Task goal. Pick out all lines with the word "shape" from the records that follow.
Top of Material supplied
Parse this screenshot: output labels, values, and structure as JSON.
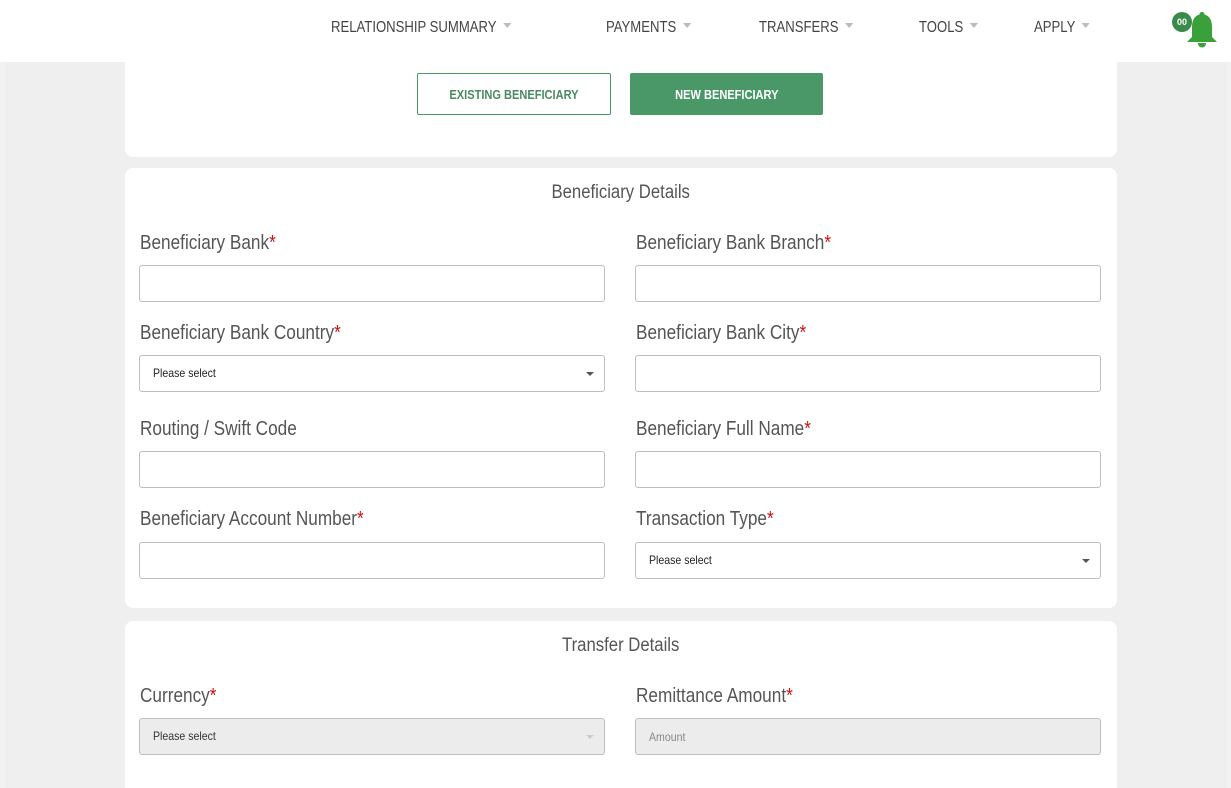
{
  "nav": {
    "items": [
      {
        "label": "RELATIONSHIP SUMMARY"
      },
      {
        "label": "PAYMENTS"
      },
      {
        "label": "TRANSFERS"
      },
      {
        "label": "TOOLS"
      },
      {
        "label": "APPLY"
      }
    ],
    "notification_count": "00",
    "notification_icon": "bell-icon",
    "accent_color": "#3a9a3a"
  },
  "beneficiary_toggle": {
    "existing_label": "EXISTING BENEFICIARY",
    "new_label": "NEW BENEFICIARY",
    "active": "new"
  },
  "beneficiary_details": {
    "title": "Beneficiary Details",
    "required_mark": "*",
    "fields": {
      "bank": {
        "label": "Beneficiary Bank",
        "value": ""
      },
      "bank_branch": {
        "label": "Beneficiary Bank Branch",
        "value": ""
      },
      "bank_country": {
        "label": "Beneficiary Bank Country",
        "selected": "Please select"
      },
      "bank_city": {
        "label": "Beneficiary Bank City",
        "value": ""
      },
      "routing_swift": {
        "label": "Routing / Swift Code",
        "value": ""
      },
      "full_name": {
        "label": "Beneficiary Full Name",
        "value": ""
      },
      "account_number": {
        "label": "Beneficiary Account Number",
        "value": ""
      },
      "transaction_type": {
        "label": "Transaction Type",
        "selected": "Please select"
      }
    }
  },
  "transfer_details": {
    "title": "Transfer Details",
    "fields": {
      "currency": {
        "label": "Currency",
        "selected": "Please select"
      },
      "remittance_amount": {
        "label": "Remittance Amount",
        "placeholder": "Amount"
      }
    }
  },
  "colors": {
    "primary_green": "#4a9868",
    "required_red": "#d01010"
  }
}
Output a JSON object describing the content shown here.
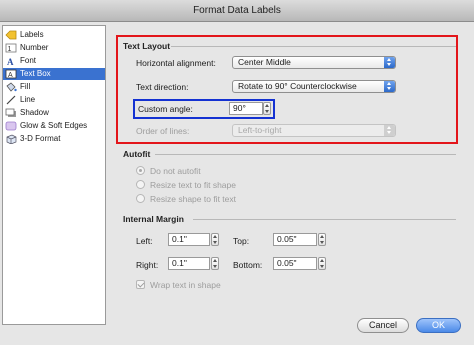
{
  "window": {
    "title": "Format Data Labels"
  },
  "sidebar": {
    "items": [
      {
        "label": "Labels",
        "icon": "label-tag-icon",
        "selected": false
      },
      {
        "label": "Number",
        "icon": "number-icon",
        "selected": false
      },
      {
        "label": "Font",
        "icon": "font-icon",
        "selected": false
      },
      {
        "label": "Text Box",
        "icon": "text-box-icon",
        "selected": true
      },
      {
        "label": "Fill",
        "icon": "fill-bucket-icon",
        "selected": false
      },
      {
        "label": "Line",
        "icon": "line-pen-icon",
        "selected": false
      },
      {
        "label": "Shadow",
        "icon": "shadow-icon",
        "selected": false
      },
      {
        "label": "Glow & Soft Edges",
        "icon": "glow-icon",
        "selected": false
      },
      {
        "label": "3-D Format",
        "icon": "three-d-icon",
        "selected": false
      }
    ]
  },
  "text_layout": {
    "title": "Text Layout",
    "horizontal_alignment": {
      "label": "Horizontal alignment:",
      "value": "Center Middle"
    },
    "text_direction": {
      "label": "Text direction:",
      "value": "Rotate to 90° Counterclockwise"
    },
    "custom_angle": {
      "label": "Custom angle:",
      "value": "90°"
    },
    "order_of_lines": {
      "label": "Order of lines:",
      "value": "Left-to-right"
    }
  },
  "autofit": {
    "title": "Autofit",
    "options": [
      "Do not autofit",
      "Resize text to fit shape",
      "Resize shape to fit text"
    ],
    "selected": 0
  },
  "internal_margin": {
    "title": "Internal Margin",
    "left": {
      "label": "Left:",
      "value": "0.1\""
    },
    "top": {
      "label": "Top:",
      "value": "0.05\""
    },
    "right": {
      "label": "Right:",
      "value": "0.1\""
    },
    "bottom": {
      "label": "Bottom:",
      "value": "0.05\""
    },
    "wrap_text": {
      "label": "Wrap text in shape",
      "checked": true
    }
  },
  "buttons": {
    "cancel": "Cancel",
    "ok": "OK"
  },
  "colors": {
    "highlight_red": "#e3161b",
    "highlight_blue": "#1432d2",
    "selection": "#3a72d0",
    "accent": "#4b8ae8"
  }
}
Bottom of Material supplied
Solution to this task.
      "Resize text to fit shape",
      "Resize shape to fit text"
      "label": "Wrap text in shape",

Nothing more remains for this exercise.